We published two articles last year on the Venezuelan crypto situation. President Nicolas Maduro first mentioned the idea of a Venezuelan cryptocurrency backed by oil at the end of 2017. In January 2018, the first 100 million coins of Petro were ordered. Maduro took over presidency when Hugo Chavez, who was in power since 1999, died in 2013. According to data published in the Guardian, Chavez managed to cut unemployment from 14.5 percent to 7.6 percent, double the GDP, and reduce extreme poverty by almost 60 percent in 10 years. That’s where Maduro had to take over. By the end of 2013, the country’s inflation rate went up from 21 percent (in 2012) to 43.5 percent. And the years following 2013 did not bring any improvement. That’s when Maduro came up with his plan to launch the country’s cryptocurrency.

As Cointelegraph expands on it: „… the oil-rich country was reportedly going to present the Petro to the Organization of Petroleum Exporting Countries (OPEC) in 2019, as a unit of account. Maduro even offered the Petro to Russia’s Vladimir Putin. Nonetheless, Moscow, which had always been supportive of Venezuela’s domestic policies both by diplomacy and investments, refused to accept the Petro as a unit of account.”

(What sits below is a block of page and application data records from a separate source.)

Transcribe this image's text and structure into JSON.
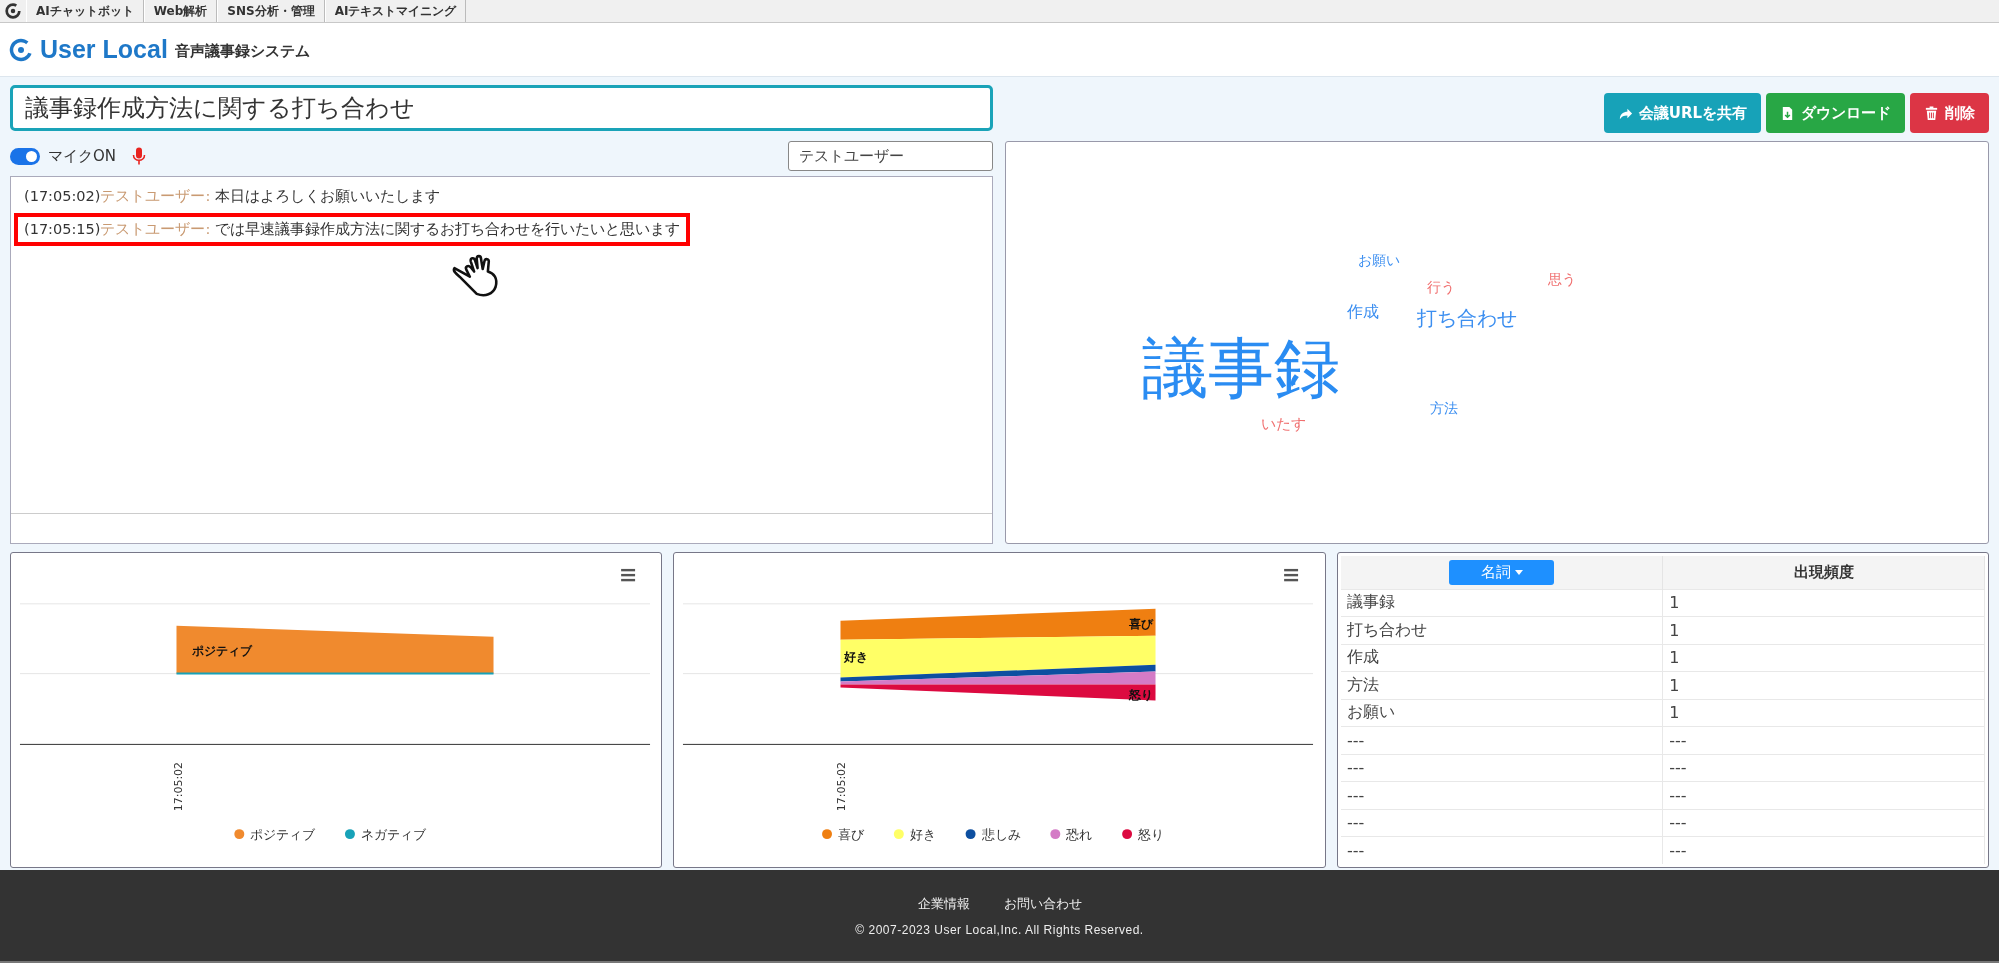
{
  "top_nav": {
    "items": [
      "AIチャットボット",
      "Web解析",
      "SNS分析・管理",
      "AIテキストマイニング"
    ]
  },
  "header": {
    "logo": "User Local",
    "system_name": "音声議事録システム"
  },
  "meeting_title": {
    "value": "議事録作成方法に関する打ち合わせ"
  },
  "actions": [
    {
      "label": "会議URLを共有",
      "kind": "share"
    },
    {
      "label": "ダウンロード",
      "kind": "download"
    },
    {
      "label": "削除",
      "kind": "delete"
    }
  ],
  "mic": {
    "label": "マイクON",
    "on": true
  },
  "speaker_field": {
    "value": "テストユーザー"
  },
  "transcript": [
    {
      "time": "(17:05:02)",
      "speaker": "テストユーザー:",
      "text": "本日はよろしくお願いいたします",
      "highlighted": false
    },
    {
      "time": "(17:05:15)",
      "speaker": "テストユーザー:",
      "text": "では早速議事録作成方法に関するお打ち合わせを行いたいと思います",
      "highlighted": true
    }
  ],
  "word_cloud": [
    {
      "word": "お願い",
      "color": "#3b8ef0"
    },
    {
      "word": "行う",
      "color": "#f06f6f"
    },
    {
      "word": "思う",
      "color": "#f06f6f"
    },
    {
      "word": "作成",
      "color": "#3b8ef0"
    },
    {
      "word": "打ち合わせ",
      "color": "#3b8ef0"
    },
    {
      "word": "議事録",
      "color": "#2a8cf2"
    },
    {
      "word": "方法",
      "color": "#3b8ef0"
    },
    {
      "word": "いたす",
      "color": "#f06f6f"
    }
  ],
  "sentiment_chart": {
    "x_label": "17:05:02",
    "series": [
      {
        "name": "ポジティブ",
        "color": "#f08a2e",
        "area_label": "ポジティブ"
      },
      {
        "name": "ネガティブ",
        "color": "#17a2b8"
      }
    ]
  },
  "emotion_chart": {
    "x_label": "17:05:02",
    "series": [
      {
        "name": "喜び",
        "color": "#ef7f11",
        "area_label": "喜び"
      },
      {
        "name": "好き",
        "color": "#ffff66",
        "area_label": "好き"
      },
      {
        "name": "悲しみ",
        "color": "#0d4fa0"
      },
      {
        "name": "恐れ",
        "color": "#d47bc6"
      },
      {
        "name": "怒り",
        "color": "#dc0a40",
        "area_label": "怒り"
      }
    ]
  },
  "word_table": {
    "filter": "名詞",
    "column_2": "出現頻度",
    "rows": [
      [
        "議事録",
        "1"
      ],
      [
        "打ち合わせ",
        "1"
      ],
      [
        "作成",
        "1"
      ],
      [
        "方法",
        "1"
      ],
      [
        "お願い",
        "1"
      ],
      [
        "---",
        "---"
      ],
      [
        "---",
        "---"
      ],
      [
        "---",
        "---"
      ],
      [
        "---",
        "---"
      ],
      [
        "---",
        "---"
      ]
    ]
  },
  "footer": {
    "links": [
      "企業情報",
      "お問い合わせ"
    ],
    "copyright": "© 2007-2023 User Local,Inc. All Rights Reserved."
  }
}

Maduro remained optimistic but experts were rather pessimistic. Reuter's report states that Petro was not traded on any major crypto exchanges, and there were serious doubts that Petro was actually backed by oil.

By the end of last year, Petro was still not launched on any exchanges, and Venezuela’s allies didn’t accept it, either as a unit of account.

According to the Venezuelan opposition, by 2018, Venezuela had ended up being in the „top 3” countries with the highest inflation in history.

On January 10, the crypto enthusiast Maduro was sworn in for his second term. However, at the same time, Juan Guaido, the leader of the opposition, proclaimed himself the Venezuelan president, too. He immediately received U.S. President Trump’s support and many other countries, too, among them Canada, Mexico and almost all Latin American countries and the United Kingdom. While Russia and China accuse Guaido of an attempted coup.

The 35-year-old Guaido is a crypto enthusiast himself, too. Many articles mention his tweet dating back to the dawn of the crypto era, in which he promotes Bitcoin.

So, while the country’s population is divided from the point of view of which president they support, there is only one stable thing at the moment: whoever takes the presidency, Venezuela will be led by a crypto supporting president.



Zsolt Balló